The tests I’ve taken so far include cognitive memory tests (which I’ve taken before as part of my initial diagnosis), blood tests, imaging, MRI scans, PET scans, and an upcoming lumbar puncture. Yes, these are significant tests, some of which do involve some risk. But I am very pleased to be in this research testing program, as I feel strongly that good scientific research is the most reliable way for us to find a cause and perhaps cure for Alzheimer’s and cognitive decline. It is one more way I find purpose in what I’m experiencing.
Caring for a Person with Memory Loss
The third program I took part in was presented by the University of Minnesota entitled Caring for a Person with Memory Loss. This is the tenth year the U has offered this program for caregivers and as part of the Nursing Program. I was asked to participate in a panel discussion comprised of two men and two women, all of us dealing with various stages of memory loss.
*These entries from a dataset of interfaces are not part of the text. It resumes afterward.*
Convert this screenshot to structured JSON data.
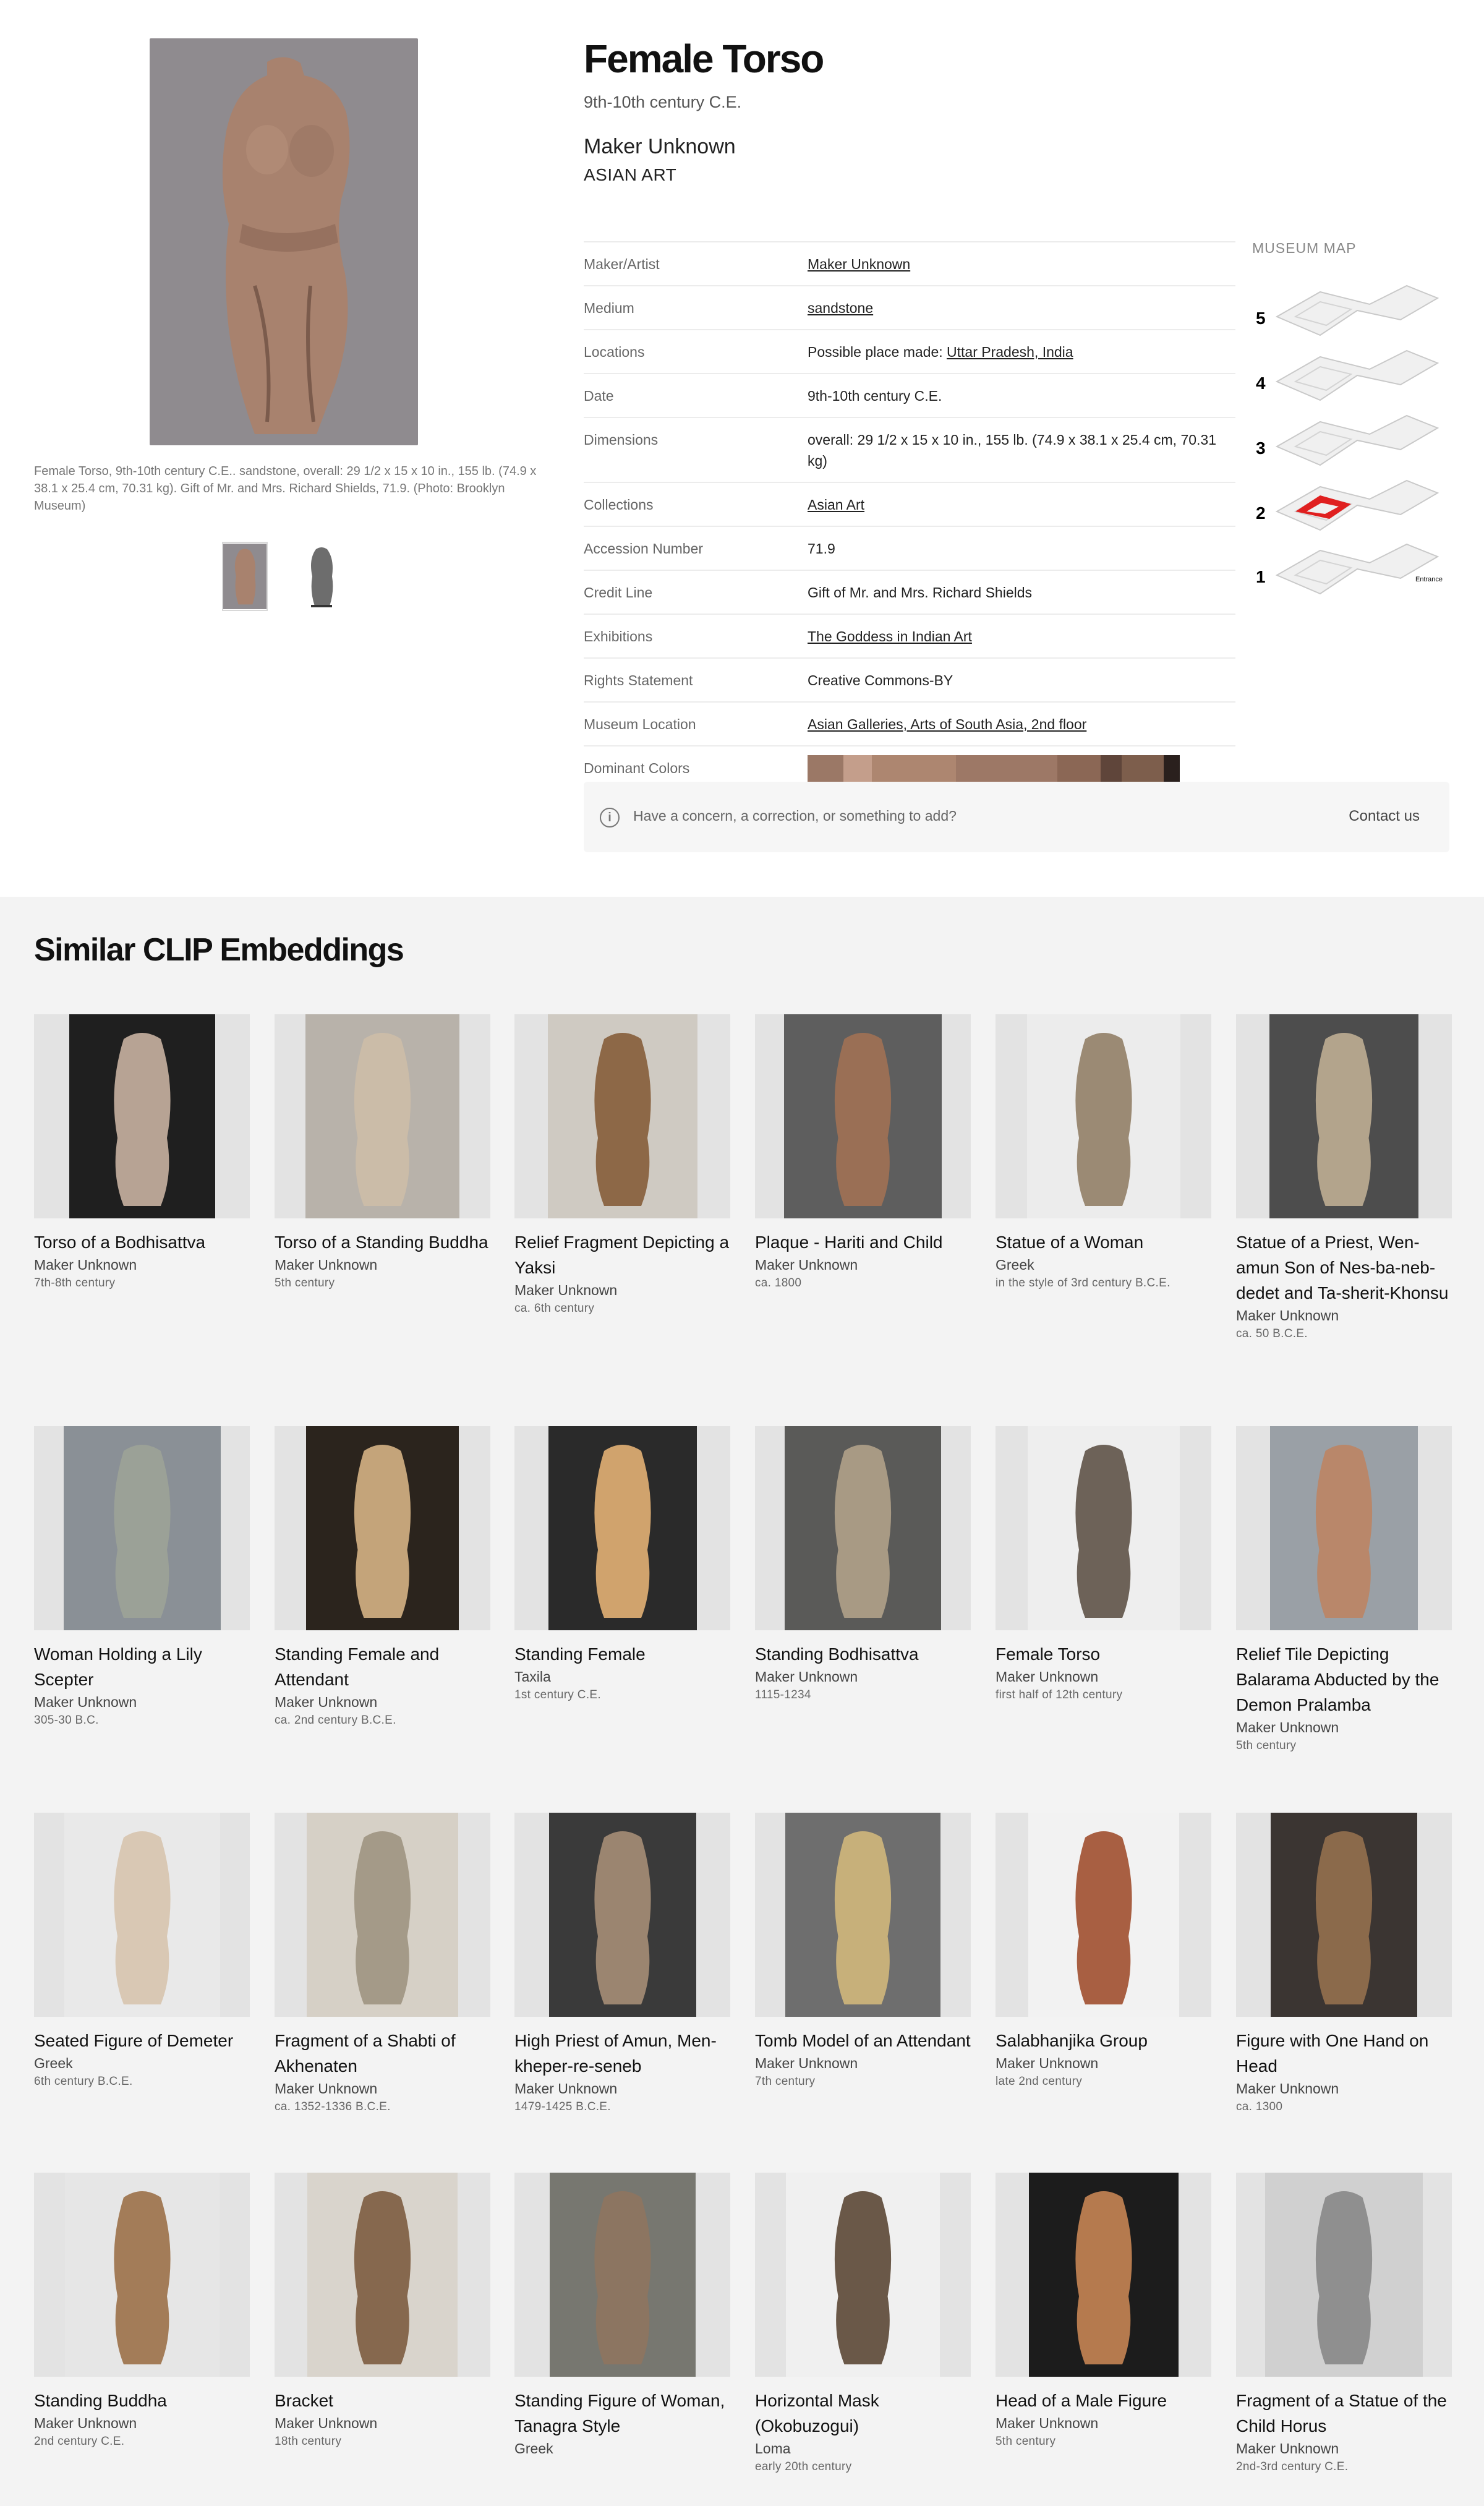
{
  "artwork": {
    "title": "Female Torso",
    "date": "9th-10th century C.E.",
    "maker": "Maker Unknown",
    "department": "ASIAN ART",
    "caption": "Female Torso, 9th-10th century C.E.. sandstone, overall: 29 1/2 x 15 x 10 in., 155 lb. (74.9 x 38.1 x 25.4 cm, 70.31 kg). Gift of Mr. and Mrs. Richard Shields, 71.9. (Photo: Brooklyn Museum)"
  },
  "details": {
    "maker_label": "Maker/Artist",
    "maker_value": "Maker Unknown",
    "medium_label": "Medium",
    "medium_value": "sandstone",
    "locations_label": "Locations",
    "locations_prefix": "Possible place made: ",
    "locations_value": "Uttar Pradesh, India",
    "date_label": "Date",
    "date_value": "9th-10th century C.E.",
    "dimensions_label": "Dimensions",
    "dimensions_value": "overall: 29 1/2 x 15 x 10 in., 155 lb. (74.9 x 38.1 x 25.4 cm, 70.31 kg)",
    "collections_label": "Collections",
    "collections_value": "Asian Art",
    "accession_label": "Accession Number",
    "accession_value": "71.9",
    "credit_label": "Credit Line",
    "credit_value": "Gift of Mr. and Mrs. Richard Shields",
    "exhibitions_label": "Exhibitions",
    "exhibitions_value": "The Goddess in Indian Art",
    "rights_label": "Rights Statement",
    "rights_value": "Creative Commons-BY",
    "location_label": "Museum Location",
    "location_value": "Asian Galleries, Arts of South Asia, 2nd floor",
    "colors_label": "Dominant Colors"
  },
  "dominant_colors": [
    "#9b7866",
    "#c49e8b",
    "#ad8670",
    "#9d7866",
    "#8b6755",
    "#5f453a",
    "#7d5e4c",
    "#2a201d"
  ],
  "map": {
    "label": "MUSEUM MAP",
    "floors": [
      "5",
      "4",
      "3",
      "2",
      "1"
    ],
    "entrance_label": "Entrance",
    "highlight_color": "#e02020"
  },
  "concern": {
    "icon": "info-icon",
    "text": "Have a concern, a correction, or something to add?",
    "link": "Contact us"
  },
  "similar": {
    "title": "Similar CLIP Embeddings",
    "items": [
      {
        "title": "Torso of a Bodhisattva",
        "maker": "Maker Unknown",
        "date": "7th-8th century"
      },
      {
        "title": "Torso of a Standing Buddha",
        "maker": "Maker Unknown",
        "date": "5th century"
      },
      {
        "title": "Relief Fragment Depicting a Yaksi",
        "maker": "Maker Unknown",
        "date": "ca. 6th century"
      },
      {
        "title": "Plaque - Hariti and Child",
        "maker": "Maker Unknown",
        "date": "ca. 1800"
      },
      {
        "title": "Statue of a Woman",
        "maker": "Greek",
        "date": "in the style of 3rd century B.C.E."
      },
      {
        "title": "Statue of a Priest, Wen-amun Son of Nes-ba-neb-dedet and Ta-sherit-Khonsu",
        "maker": "Maker Unknown",
        "date": "ca. 50 B.C.E."
      },
      {
        "title": "Woman Holding a Lily Scepter",
        "maker": "Maker Unknown",
        "date": "305-30 B.C."
      },
      {
        "title": "Standing Female and Attendant",
        "maker": "Maker Unknown",
        "date": "ca. 2nd century B.C.E."
      },
      {
        "title": "Standing Female",
        "maker": "Taxila",
        "date": "1st century C.E."
      },
      {
        "title": "Standing Bodhisattva",
        "maker": "Maker Unknown",
        "date": "1115-1234"
      },
      {
        "title": "Female Torso",
        "maker": "Maker Unknown",
        "date": "first half of 12th century"
      },
      {
        "title": "Relief Tile Depicting Balarama Abducted by the Demon Pralamba",
        "maker": "Maker Unknown",
        "date": "5th century"
      },
      {
        "title": "Seated Figure of Demeter",
        "maker": "Greek",
        "date": "6th century B.C.E."
      },
      {
        "title": "Fragment of a Shabti of Akhenaten",
        "maker": "Maker Unknown",
        "date": "ca. 1352-1336 B.C.E."
      },
      {
        "title": "High Priest of Amun, Men-kheper-re-seneb",
        "maker": "Maker Unknown",
        "date": "1479-1425 B.C.E."
      },
      {
        "title": "Tomb Model of an Attendant",
        "maker": "Maker Unknown",
        "date": "7th century"
      },
      {
        "title": "Salabhanjika Group",
        "maker": "Maker Unknown",
        "date": "late 2nd century"
      },
      {
        "title": "Figure with One Hand on Head",
        "maker": "Maker Unknown",
        "date": "ca. 1300"
      },
      {
        "title": "Standing Buddha",
        "maker": "Maker Unknown",
        "date": "2nd century C.E."
      },
      {
        "title": "Bracket",
        "maker": "Maker Unknown",
        "date": "18th century"
      },
      {
        "title": "Standing Figure of Woman, Tanagra Style",
        "maker": "Greek",
        "date": ""
      },
      {
        "title": "Horizontal Mask (Okobuzogui)",
        "maker": "Loma",
        "date": "early 20th century"
      },
      {
        "title": "Head of a Male Figure",
        "maker": "Maker Unknown",
        "date": "5th century"
      },
      {
        "title": "Fragment of a Statue of the Child Horus",
        "maker": "Maker Unknown",
        "date": "2nd-3rd century C.E."
      }
    ]
  }
}
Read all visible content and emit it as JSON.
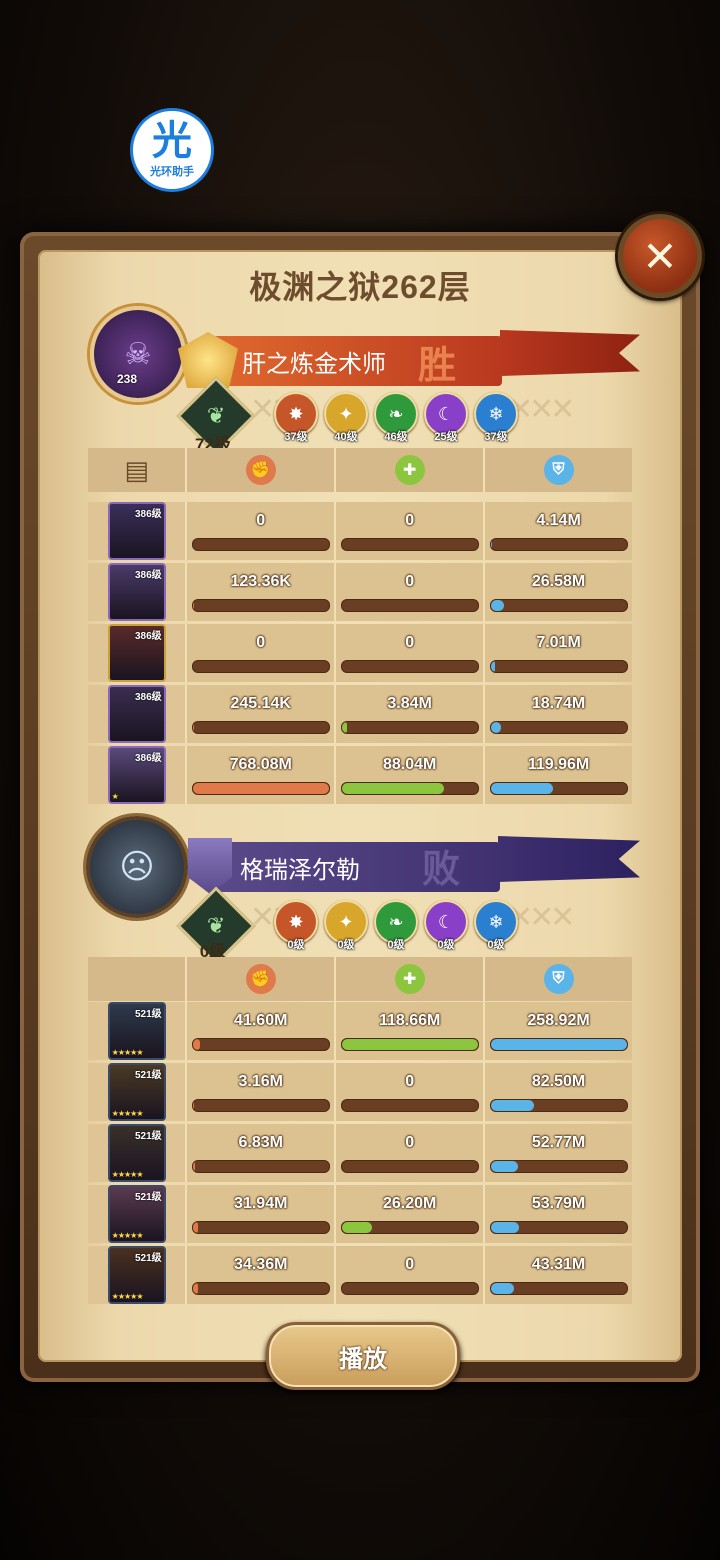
{
  "watermark": {
    "glyph": "光",
    "text": "光环助手"
  },
  "close_icon": "close-icon",
  "title": "极渊之狱262层",
  "colors": {
    "damage": "#e07a4a",
    "heal": "#8cc63f",
    "shield": "#5ab4e8",
    "win_banner": "#c8452a",
    "lose_banner": "#4b3a78"
  },
  "teams": [
    {
      "name": "肝之炼金术师",
      "result": "胜",
      "avatar_level": "238",
      "crest_level": "72级",
      "factions": [
        {
          "icon": "fire-faction-icon",
          "level": "37级"
        },
        {
          "icon": "light-faction-icon",
          "level": "40级"
        },
        {
          "icon": "nature-faction-icon",
          "level": "46级"
        },
        {
          "icon": "arcane-faction-icon",
          "level": "25级"
        },
        {
          "icon": "water-faction-icon",
          "level": "37级"
        }
      ],
      "heroes": [
        {
          "level": "386级",
          "stars": "",
          "damage": "0",
          "heal": "0",
          "shield": "4.14M",
          "damage_pct": 0,
          "heal_pct": 0,
          "shield_pct": 1
        },
        {
          "level": "386级",
          "stars": "",
          "damage": "123.36K",
          "heal": "0",
          "shield": "26.58M",
          "damage_pct": 0.1,
          "heal_pct": 0,
          "shield_pct": 10
        },
        {
          "level": "386级",
          "stars": "",
          "damage": "0",
          "heal": "0",
          "shield": "7.01M",
          "damage_pct": 0,
          "heal_pct": 0,
          "shield_pct": 3
        },
        {
          "level": "386级",
          "stars": "",
          "damage": "245.14K",
          "heal": "3.84M",
          "shield": "18.74M",
          "damage_pct": 0.1,
          "heal_pct": 4,
          "shield_pct": 8
        },
        {
          "level": "386级",
          "stars": "★",
          "damage": "768.08M",
          "heal": "88.04M",
          "shield": "119.96M",
          "damage_pct": 100,
          "heal_pct": 75,
          "shield_pct": 46
        }
      ]
    },
    {
      "name": "格瑞泽尔勒",
      "result": "败",
      "avatar_level": "",
      "crest_level": "0级",
      "factions": [
        {
          "icon": "fire-faction-icon",
          "level": "0级"
        },
        {
          "icon": "light-faction-icon",
          "level": "0级"
        },
        {
          "icon": "nature-faction-icon",
          "level": "0级"
        },
        {
          "icon": "arcane-faction-icon",
          "level": "0级"
        },
        {
          "icon": "water-faction-icon",
          "level": "0级"
        }
      ],
      "heroes": [
        {
          "level": "521级",
          "stars": "★★★★★",
          "damage": "41.60M",
          "heal": "118.66M",
          "shield": "258.92M",
          "damage_pct": 5,
          "heal_pct": 100,
          "shield_pct": 100
        },
        {
          "level": "521级",
          "stars": "★★★★★",
          "damage": "3.16M",
          "heal": "0",
          "shield": "82.50M",
          "damage_pct": 1,
          "heal_pct": 0,
          "shield_pct": 32
        },
        {
          "level": "521级",
          "stars": "★★★★★",
          "damage": "6.83M",
          "heal": "0",
          "shield": "52.77M",
          "damage_pct": 2,
          "heal_pct": 0,
          "shield_pct": 20
        },
        {
          "level": "521级",
          "stars": "★★★★★",
          "damage": "31.94M",
          "heal": "26.20M",
          "shield": "53.79M",
          "damage_pct": 4,
          "heal_pct": 22,
          "shield_pct": 21
        },
        {
          "level": "521级",
          "stars": "★★★★★",
          "damage": "34.36M",
          "heal": "0",
          "shield": "43.31M",
          "damage_pct": 4,
          "heal_pct": 0,
          "shield_pct": 17
        }
      ]
    }
  ],
  "play_label": "播放"
}
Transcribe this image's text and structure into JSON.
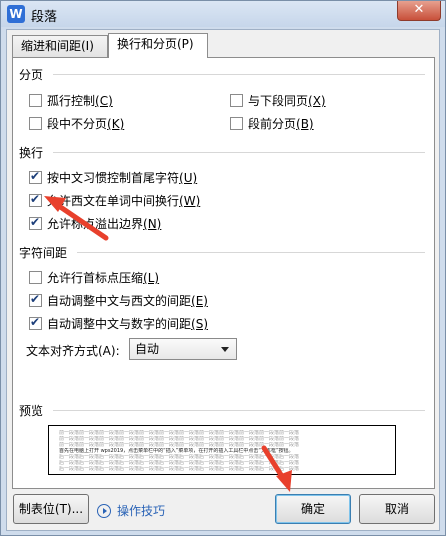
{
  "window": {
    "title": "段落",
    "app_icon_letter": "W",
    "close_label": "✕"
  },
  "tabs": [
    {
      "label": "缩进和间距(I)"
    },
    {
      "label": "换行和分页(P)"
    }
  ],
  "sections": {
    "pagination": "分页",
    "line_break": "换行",
    "char_spacing": "字符间距",
    "preview": "预览"
  },
  "options": {
    "widow_control": {
      "label": "孤行控制",
      "key": "(C)",
      "checked": false
    },
    "keep_with_next": {
      "label": "与下段同页",
      "key": "(X)",
      "checked": false
    },
    "keep_lines": {
      "label": "段中不分页",
      "key": "(K)",
      "checked": false
    },
    "page_break_before": {
      "label": "段前分页",
      "key": "(B)",
      "checked": false
    },
    "chinese_rules": {
      "label": "按中文习惯控制首尾字符",
      "key": "(U)",
      "checked": true
    },
    "western_wrap": {
      "label": "允许西文在单词中间换行",
      "key": "(W)",
      "checked": true
    },
    "hanging_punct": {
      "label": "允许标点溢出边界",
      "key": "(N)",
      "checked": true
    },
    "compress_punct": {
      "label": "允许行首标点压缩",
      "key": "(L)",
      "checked": false
    },
    "auto_space_western": {
      "label": "自动调整中文与西文的间距",
      "key": "(E)",
      "checked": true
    },
    "auto_space_number": {
      "label": "自动调整中文与数字的间距",
      "key": "(S)",
      "checked": true
    }
  },
  "text_align": {
    "label": "文本对齐方式(A):",
    "value": "自动"
  },
  "preview": {
    "filler": "前一段落前一段落前一段落前一段落前一段落前一段落前一段落前一段落前一段落前一段落前一段落前一段落",
    "sample": "首先在电脑上打开 wps2019，点击菜单栏中的“插入”菜单项，在打开的插入工具栏中点击“文本框”按钮。",
    "after": "后一段落后一段落后一段落后一段落后一段落后一段落后一段落后一段落后一段落后一段落后一段落后一段落"
  },
  "buttons": {
    "tabs_stop": "制表位(T)...",
    "tips": "操作技巧",
    "ok": "确定",
    "cancel": "取消"
  },
  "colors": {
    "arrow": "#e8402c",
    "link": "#2a63b6"
  }
}
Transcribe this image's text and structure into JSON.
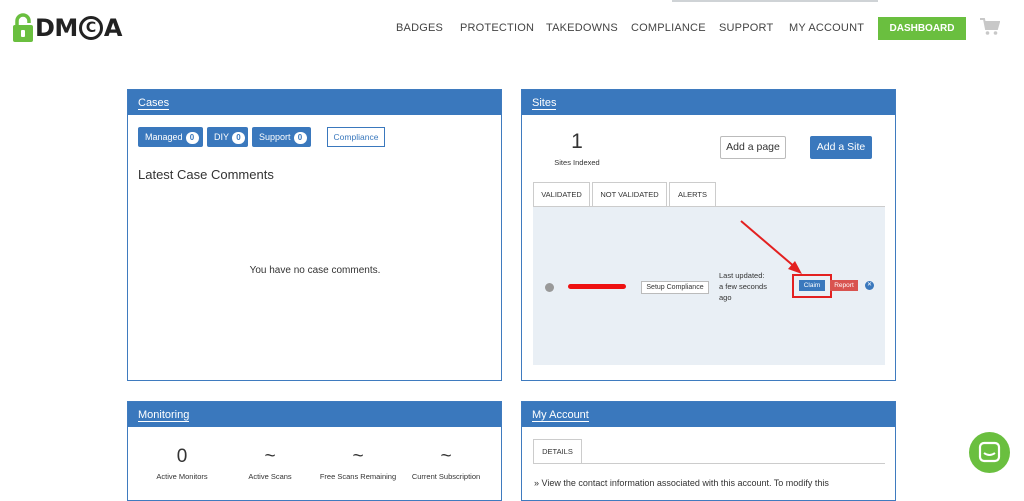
{
  "header": {
    "logo_text_d": "D",
    "logo_text_m": "M",
    "logo_text_c": "C",
    "logo_text_a": "A",
    "nav": [
      "BADGES",
      "PROTECTION",
      "TAKEDOWNS",
      "COMPLIANCE",
      "SUPPORT",
      "MY ACCOUNT"
    ],
    "dashboard_label": "DASHBOARD"
  },
  "cases": {
    "title": "Cases",
    "buttons": [
      {
        "label": "Managed",
        "count": "0"
      },
      {
        "label": "DIY",
        "count": "0"
      },
      {
        "label": "Support",
        "count": "0"
      }
    ],
    "compliance_label": "Compliance",
    "comments_heading": "Latest Case Comments",
    "empty_text": "You have no case comments."
  },
  "sites": {
    "title": "Sites",
    "count": "1",
    "count_label": "Sites Indexed",
    "add_page_label": "Add a page",
    "add_site_label": "Add a Site",
    "tabs": [
      "VALIDATED",
      "NOT VALIDATED",
      "ALERTS"
    ],
    "row": {
      "setup_label": "Setup Compliance",
      "last_updated_line1": "Last updated:",
      "last_updated_line2": "a few seconds",
      "last_updated_line3": "ago",
      "claim_label": "Claim",
      "report_label": "Report",
      "remove_glyph": "✕"
    }
  },
  "monitoring": {
    "title": "Monitoring",
    "stats": [
      {
        "value": "0",
        "label": "Active Monitors"
      },
      {
        "value": "~",
        "label": "Active Scans"
      },
      {
        "value": "~",
        "label": "Free Scans Remaining"
      },
      {
        "value": "~",
        "label": "Current Subscription"
      }
    ]
  },
  "account": {
    "title": "My Account",
    "tab_label": "DETAILS",
    "text": "» View the contact information associated with this account. To modify this"
  },
  "colors": {
    "primary": "#3a78bd",
    "green": "#6abf3f",
    "danger": "#d9534f",
    "annotation_red": "#e32020"
  }
}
We were asked to describe our experience and diagnosis, ways we cope with our situation, suggestions of helpful tools (I always recommend a calendar, which I have blogged about), and what have we experienced that has been a ‘gift.’ I said my gifts have been experiencing more empathy for people in worse situations, learning to ask for help and realizing others really do want to help, and learning to be more present rather than ruminating and projecting to the future.
Over three hundred people attended this conference and gave the panel a standing ovation. Dozens of people walked up to me afterward and offered hugs and thanks, and many said the suggestions I have given my family (which again, I’ve blogged about) were approaches they were going to use in their caregiving.
Each of these opportunities have been a gift to me. It has been so encouraging and humbling to see the work, time and effort of so many organizations and individuals as they try to improve the lives of people experiencing memory decline, as well as the caregivers who suffer along with them. I am bolstered by the offer of hope—hope for a cure.
In closing, I want to share a statement made at this last conference which has stayed with me, even though it is perhaps more significant to caregivers than people with the condition. Nevertheless I want to pass it on, before I forget it.
If you met a person with memory loss…you’ve met ONE PERSON with memory loss. Each person is different and experiences their situation differently.